▶ [Exercise prompt]:
Scan the listing below for "index", then report every line that has it.

--- START ---

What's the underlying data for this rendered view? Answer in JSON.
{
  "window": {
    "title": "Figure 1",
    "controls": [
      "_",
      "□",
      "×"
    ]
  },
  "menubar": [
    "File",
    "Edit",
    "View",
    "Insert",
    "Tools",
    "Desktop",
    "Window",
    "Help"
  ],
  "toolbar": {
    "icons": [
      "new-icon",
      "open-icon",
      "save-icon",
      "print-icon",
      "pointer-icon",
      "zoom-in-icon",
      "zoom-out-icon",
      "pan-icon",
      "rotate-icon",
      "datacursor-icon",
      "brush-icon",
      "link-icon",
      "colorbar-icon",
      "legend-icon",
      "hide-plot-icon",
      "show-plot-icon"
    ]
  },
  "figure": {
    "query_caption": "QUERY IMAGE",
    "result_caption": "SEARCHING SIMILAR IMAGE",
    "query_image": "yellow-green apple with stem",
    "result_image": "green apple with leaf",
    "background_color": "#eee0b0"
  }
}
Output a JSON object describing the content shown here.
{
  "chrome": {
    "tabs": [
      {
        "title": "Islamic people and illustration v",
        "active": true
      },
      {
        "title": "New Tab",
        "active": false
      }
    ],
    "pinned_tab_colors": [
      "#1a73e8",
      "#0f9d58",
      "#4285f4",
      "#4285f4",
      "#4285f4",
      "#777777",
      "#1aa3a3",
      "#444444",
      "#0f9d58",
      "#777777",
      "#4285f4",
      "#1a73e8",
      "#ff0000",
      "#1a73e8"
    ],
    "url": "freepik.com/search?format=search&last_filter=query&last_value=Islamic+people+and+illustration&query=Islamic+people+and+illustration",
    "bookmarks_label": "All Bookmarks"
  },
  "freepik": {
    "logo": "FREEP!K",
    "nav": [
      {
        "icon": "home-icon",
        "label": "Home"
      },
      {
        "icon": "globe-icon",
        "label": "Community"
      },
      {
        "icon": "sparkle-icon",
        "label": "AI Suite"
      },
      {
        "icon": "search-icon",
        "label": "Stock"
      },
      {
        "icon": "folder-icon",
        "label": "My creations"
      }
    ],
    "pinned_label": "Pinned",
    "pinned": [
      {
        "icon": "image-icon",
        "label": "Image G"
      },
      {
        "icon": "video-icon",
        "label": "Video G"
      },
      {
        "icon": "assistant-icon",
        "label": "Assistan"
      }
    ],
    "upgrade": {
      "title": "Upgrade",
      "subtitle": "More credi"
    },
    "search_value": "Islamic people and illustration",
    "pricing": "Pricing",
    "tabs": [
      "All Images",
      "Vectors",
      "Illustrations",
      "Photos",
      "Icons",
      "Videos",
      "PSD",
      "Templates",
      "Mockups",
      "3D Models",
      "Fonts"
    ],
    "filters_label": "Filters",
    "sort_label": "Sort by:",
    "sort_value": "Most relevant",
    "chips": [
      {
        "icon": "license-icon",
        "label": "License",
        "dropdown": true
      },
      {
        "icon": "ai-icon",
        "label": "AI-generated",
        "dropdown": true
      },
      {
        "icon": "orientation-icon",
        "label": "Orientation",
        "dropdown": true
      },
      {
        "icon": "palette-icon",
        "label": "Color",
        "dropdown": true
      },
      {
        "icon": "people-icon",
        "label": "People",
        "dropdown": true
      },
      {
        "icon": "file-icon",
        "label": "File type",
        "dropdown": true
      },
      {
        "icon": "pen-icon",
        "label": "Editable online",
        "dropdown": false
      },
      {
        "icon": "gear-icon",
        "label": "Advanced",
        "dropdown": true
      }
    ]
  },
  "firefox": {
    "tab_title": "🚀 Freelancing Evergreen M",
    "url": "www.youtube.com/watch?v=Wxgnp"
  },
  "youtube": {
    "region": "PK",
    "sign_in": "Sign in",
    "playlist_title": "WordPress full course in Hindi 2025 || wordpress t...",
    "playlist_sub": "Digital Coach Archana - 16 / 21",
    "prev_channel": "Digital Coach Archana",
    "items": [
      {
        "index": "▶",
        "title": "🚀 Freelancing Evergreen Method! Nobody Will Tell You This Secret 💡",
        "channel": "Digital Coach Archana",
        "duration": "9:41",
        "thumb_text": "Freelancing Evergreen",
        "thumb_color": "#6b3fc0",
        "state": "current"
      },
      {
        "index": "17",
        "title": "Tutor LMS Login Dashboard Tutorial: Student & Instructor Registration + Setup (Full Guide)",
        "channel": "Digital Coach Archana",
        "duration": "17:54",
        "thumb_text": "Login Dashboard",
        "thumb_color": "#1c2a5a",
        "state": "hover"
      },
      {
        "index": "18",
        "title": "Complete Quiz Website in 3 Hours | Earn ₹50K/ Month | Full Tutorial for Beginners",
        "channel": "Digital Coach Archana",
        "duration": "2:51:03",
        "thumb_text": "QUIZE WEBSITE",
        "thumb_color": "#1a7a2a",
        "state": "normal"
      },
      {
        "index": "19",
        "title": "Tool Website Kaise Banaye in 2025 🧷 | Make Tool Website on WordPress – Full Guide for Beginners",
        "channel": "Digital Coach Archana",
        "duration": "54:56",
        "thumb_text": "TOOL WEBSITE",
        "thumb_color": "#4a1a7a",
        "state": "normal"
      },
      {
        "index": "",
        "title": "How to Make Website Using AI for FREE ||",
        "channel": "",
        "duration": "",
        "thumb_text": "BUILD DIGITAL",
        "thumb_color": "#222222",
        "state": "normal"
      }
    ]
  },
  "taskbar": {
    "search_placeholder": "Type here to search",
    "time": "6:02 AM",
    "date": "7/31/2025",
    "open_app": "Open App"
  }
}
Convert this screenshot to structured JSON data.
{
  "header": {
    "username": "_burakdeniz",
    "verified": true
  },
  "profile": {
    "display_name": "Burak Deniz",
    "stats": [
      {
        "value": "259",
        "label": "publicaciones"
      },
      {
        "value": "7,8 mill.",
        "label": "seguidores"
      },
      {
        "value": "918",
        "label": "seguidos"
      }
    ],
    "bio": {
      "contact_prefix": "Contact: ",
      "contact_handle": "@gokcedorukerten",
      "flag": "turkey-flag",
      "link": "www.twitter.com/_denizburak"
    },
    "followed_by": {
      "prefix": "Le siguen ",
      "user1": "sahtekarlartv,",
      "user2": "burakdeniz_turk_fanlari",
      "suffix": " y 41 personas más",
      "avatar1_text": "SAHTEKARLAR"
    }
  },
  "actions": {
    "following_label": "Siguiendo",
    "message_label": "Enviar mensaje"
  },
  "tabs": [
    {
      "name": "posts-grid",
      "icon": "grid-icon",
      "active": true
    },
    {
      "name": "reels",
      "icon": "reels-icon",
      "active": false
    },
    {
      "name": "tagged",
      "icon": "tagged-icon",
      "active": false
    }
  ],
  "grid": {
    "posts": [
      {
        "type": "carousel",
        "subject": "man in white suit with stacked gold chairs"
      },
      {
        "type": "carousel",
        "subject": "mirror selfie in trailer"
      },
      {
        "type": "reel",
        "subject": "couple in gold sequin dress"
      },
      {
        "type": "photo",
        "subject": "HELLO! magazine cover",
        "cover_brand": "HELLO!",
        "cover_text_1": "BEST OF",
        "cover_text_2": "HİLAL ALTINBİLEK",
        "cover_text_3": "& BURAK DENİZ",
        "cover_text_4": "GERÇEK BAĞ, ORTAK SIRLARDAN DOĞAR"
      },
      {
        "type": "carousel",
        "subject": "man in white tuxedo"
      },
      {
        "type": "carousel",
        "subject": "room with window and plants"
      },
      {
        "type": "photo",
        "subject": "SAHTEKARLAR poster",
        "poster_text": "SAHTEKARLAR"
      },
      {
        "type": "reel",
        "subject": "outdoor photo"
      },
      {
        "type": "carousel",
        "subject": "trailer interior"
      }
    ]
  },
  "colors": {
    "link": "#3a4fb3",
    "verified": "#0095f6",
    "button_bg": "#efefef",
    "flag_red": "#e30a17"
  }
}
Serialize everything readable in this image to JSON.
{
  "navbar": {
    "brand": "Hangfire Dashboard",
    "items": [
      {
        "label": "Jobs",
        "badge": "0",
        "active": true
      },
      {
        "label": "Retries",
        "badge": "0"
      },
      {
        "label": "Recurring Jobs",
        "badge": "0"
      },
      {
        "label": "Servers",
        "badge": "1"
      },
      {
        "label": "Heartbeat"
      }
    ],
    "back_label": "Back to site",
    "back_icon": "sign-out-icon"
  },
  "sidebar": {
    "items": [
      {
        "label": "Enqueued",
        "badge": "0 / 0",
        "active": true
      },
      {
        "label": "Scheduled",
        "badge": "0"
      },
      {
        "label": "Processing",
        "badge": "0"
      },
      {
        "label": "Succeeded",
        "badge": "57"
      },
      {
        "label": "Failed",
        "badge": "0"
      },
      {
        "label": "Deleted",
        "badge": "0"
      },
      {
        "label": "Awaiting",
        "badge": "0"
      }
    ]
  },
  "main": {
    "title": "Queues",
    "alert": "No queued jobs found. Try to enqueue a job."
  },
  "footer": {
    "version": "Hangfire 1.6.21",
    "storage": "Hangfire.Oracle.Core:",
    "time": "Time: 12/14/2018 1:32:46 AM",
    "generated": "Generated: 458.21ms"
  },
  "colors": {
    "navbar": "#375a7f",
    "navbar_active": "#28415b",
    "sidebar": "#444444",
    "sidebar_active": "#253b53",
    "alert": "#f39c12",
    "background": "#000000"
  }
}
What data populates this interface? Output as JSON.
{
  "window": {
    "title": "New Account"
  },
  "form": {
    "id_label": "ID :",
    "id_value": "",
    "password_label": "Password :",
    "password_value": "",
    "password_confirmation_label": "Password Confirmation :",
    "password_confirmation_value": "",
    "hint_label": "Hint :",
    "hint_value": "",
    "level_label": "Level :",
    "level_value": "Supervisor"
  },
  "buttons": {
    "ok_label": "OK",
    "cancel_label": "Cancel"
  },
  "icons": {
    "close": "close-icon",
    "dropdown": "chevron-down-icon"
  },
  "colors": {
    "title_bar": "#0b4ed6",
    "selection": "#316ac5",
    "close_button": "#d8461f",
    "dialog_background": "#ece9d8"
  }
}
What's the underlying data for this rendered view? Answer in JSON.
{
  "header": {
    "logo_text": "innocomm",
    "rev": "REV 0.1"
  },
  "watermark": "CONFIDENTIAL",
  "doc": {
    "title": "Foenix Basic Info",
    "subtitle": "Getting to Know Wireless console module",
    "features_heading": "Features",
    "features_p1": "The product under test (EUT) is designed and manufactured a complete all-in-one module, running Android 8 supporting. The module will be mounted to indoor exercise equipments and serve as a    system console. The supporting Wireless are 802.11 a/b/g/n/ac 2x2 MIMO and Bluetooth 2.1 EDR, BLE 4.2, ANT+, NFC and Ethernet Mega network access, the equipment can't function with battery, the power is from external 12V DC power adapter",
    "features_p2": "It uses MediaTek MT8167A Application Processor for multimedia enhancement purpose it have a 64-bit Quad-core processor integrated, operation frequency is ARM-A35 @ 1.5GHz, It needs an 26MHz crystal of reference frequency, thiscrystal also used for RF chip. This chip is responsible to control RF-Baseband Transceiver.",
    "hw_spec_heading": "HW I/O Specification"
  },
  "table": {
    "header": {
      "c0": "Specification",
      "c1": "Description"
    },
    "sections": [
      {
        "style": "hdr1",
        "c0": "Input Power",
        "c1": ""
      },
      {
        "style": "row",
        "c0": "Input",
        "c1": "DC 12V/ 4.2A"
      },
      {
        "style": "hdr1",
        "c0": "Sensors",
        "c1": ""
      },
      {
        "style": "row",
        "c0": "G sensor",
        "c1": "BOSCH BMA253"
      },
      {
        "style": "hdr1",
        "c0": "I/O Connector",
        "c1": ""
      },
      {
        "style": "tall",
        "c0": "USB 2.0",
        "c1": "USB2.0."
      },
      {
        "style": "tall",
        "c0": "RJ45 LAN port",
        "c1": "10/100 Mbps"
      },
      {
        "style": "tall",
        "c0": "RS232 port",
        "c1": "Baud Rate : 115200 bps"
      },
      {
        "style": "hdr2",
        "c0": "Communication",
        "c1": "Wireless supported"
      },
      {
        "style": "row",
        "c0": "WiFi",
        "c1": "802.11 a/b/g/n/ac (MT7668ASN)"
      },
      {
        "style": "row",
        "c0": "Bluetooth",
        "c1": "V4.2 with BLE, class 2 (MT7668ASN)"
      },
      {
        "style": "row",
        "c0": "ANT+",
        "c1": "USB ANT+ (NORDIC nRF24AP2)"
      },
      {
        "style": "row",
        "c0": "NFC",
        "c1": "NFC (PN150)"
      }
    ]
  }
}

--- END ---

▶ [Final answer]:
        "index": "▶",
        "index": "17",
        "index": "18",
        "index": "19",
        "index": "",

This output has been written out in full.